The results are in: Not remembering names can be a true downer.
Sociologists at Brigham Young University have finally concluded their five-year study on memory loss and depression and found that the two correlate more than previously thought. The focus of the study was to understand the main causes of depression at BYU. While results varied, the overwhelming majority of subjects were crippled into depression because of “the fear of seeing someone I know but I can’t remember their name.”
“It’s hard to talk about,” says sophomore David Teller. “If I see a missionary companion or girl from an old ward or even that friend of my roommate’s friend’s brother and I am not sure of their name, I’ll run home, hide in a corner and watch Gilmore Girls for a week until I feel better.”
Sociologist and professor Ted Pillsmore said, “BYU is a perfect breeding ground for this fear, numoblitaphobia (fear of forgetting a name). With so many students and so many ward socials, most students find themselves forgetting around 90% of names told to them and 99% of majors associated with that name.”
Karen Fillmon, a graduate student studying sociology, explained that “the culture of BYU tends to lead to increased cases of numoblitaphobia. We have to shake everybody’s hands, tell them our major and where we’re from. It’s basically a depression time bomb.” Fillmon, a New York City native, expressed that the seeming need to be inquisitively polite to every single person has been a detriment to BYU for years.
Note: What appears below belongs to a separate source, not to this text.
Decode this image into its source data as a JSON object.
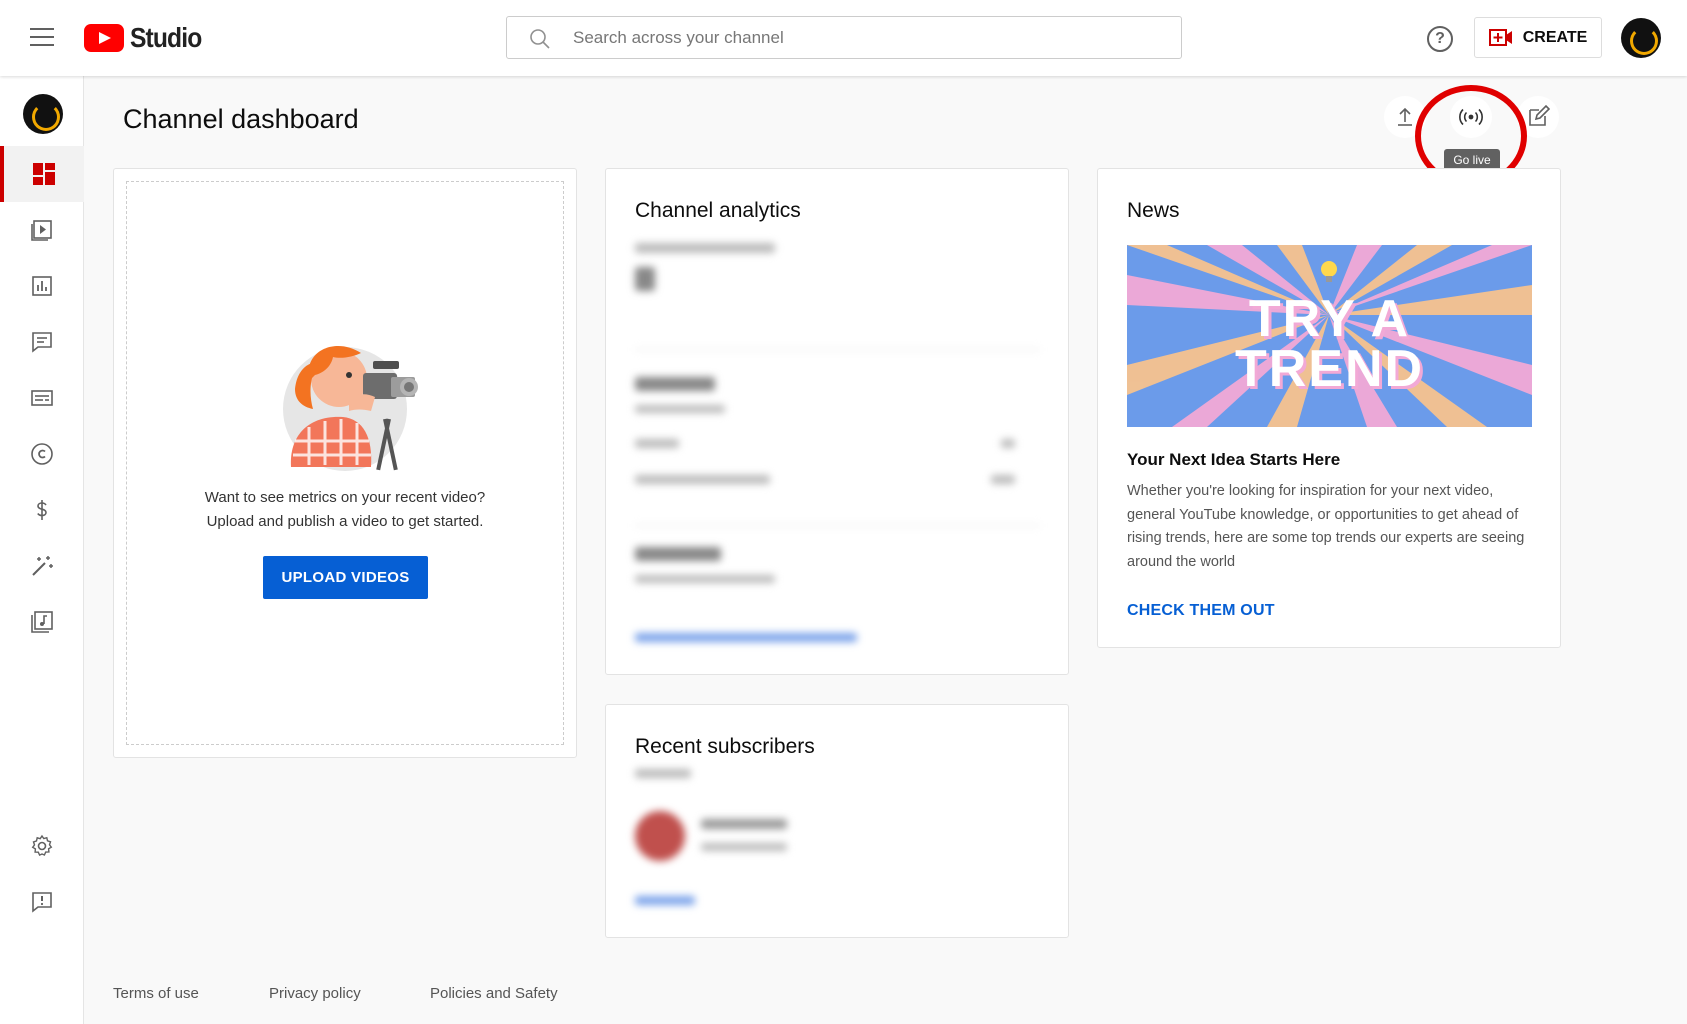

While the study was not originally prescriptive, the BYU administration has been quick to take action to cure numoblitophobia on campus. Starting Fall 2013, all students will be required to “display their first given name or preferred name clearly within 2 to 3 inches below the collar.” One administrator suggested, “Students should expect shortages of name tags at most stores and consider purchasing a permanent name tag to wear throughout their time at BYU. Missionary name tags are not acceptable.”